Painting / Image software for Windows
Murakami takes Augor / Revok billboard back to Japan
Style animation, political satire
Monday, February 04, 2008
ReinKingProjekte in Germany
Mirko Reisser (DAIM)
Sunday, February 03, 2008
Voter Registration - USA forms
You just choose your state and fill out the form online at congress.org (an organization dedicated to citizen participation and political communication tools). They have one checkbox to uncheck if you don't want their citizen alert mail, but theirs is way less invasive and promiscuous than the Rock the Vote registration process. RTV shares your information with whoever they want. Congress.org keeps it private.
Register soon if you want to vote in the presidential election this November. Please vote.
Tony Silver - Style Wars filmmaker - RIP
UPDATE: 149th St has posted an obituary. See the link above.
"We lost a beloved friend this weekend and respectfully mourn with his family and the thousands of kids, artists and fans who took inspiration from his classic film Style Wars.
"I've been a close friend of Tony's for many years and have had a special attachment to him as a person who had a great depth of intellect in all areas of his life. As a mentor and friend I have known him for his appreciation for the art of life and the life of art in others, that is why he made Style Wars and Facing the Audience a film about Marshall Arisman.
"Many of you know that I have sought to extend the legacy of his work online with the website, a labor of love I have been doing since the beginning of the internet. It was this collaboration between him, Henry and myself that helped bring more people to know and support the film. It is this collaboration that will continue on as the website goes into its next phase, realizing the enormous effect of his work and legacy on the global graffiti community.
"You can post any comments and condolences at myspace.com/stylewars
"Thank you Tony, and thank you Lisa Silver for caring for our friend.
A terrible loss for us all.
Saturday, February 02, 2008
Obama posters by Shepard Fairey
The posters sold out within a day.

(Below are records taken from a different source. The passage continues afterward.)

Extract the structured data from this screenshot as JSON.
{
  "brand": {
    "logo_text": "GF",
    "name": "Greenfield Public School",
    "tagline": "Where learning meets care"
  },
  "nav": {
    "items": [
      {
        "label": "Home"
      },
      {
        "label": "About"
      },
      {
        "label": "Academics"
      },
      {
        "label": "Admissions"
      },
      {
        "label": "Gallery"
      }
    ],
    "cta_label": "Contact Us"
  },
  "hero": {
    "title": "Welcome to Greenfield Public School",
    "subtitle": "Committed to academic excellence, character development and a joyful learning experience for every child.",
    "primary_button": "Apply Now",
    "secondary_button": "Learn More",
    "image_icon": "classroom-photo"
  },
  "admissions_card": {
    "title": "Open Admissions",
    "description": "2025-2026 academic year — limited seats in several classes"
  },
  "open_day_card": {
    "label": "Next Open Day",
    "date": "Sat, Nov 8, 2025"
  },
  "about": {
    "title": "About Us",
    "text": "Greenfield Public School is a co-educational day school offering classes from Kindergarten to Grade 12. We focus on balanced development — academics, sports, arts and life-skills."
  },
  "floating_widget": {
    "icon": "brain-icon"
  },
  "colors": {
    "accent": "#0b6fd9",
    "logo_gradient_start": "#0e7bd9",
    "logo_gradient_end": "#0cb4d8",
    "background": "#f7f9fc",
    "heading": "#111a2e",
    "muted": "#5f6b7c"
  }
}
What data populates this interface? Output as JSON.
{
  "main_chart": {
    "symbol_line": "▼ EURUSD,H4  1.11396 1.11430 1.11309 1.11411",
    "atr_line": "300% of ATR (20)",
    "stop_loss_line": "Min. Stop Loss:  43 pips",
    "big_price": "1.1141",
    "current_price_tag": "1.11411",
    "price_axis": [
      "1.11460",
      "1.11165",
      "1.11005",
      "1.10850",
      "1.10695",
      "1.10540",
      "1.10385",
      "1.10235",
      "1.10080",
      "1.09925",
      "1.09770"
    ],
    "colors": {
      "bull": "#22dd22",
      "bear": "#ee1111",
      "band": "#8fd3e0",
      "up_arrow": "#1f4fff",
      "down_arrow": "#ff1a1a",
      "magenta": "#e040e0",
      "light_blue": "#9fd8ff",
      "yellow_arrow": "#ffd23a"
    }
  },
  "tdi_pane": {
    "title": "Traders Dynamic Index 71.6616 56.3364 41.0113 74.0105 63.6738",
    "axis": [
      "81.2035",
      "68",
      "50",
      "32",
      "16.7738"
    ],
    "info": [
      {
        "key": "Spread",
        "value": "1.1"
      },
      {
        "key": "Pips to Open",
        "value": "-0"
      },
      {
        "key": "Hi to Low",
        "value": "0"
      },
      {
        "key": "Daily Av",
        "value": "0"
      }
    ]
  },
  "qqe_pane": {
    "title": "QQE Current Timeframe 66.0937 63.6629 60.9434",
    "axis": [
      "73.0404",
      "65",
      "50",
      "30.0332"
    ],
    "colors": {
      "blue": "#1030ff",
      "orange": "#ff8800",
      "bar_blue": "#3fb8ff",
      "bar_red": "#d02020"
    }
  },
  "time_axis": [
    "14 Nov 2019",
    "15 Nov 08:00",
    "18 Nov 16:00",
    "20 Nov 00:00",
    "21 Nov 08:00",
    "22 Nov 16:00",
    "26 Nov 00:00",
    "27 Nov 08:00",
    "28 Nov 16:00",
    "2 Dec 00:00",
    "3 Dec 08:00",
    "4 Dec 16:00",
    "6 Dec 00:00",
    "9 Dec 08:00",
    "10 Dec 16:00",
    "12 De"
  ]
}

The candidate, Barack Obama, is worth voting for (this Tuesday, if you can), because he represents our best hope for something different and better going on in the White House and for the future of the US. Plenty of great presidents in our past had far less political experience than he. Let's elect someone with a brain, a conscience and, we can hope - integrity - this time. The world depends on us to do that.
Shepard Fairey has been putting a finer point on it lately. Perhaps he's got something to say after all. Here's another example.
Friday, February 01, 2008
UPDATE - Petition: Afghan man sentenced to death for downloading an article about Islam and the treatment of women
UPDATE: Apparently there's an ulterior motive in having Sayed arrested and perhaps a reason to be optimistic about his fate as well according to NPR
See the link for a synopsis of the case and a petition you can sign. It's hard to know if public disapproval can sway foreign officials, but it's worth a try when someone's life hangs in the balance.
The document he allegedly downloaded was from Iran and about Islamic thought. Makes you wonder what they would do to people who read Western secular documents.
When a country's belief system is so shaky that authorities have to kill or imprison people for thinking outside the book, its days are numbered. Suppression leads directly to keen interest in forbidden ideas. Let's hope 23-year-old Sayed Perwiz Kambakhsh and the brave women of Afghanistan survive this shameful period of their country's history, and that it passes quickly into the books itself.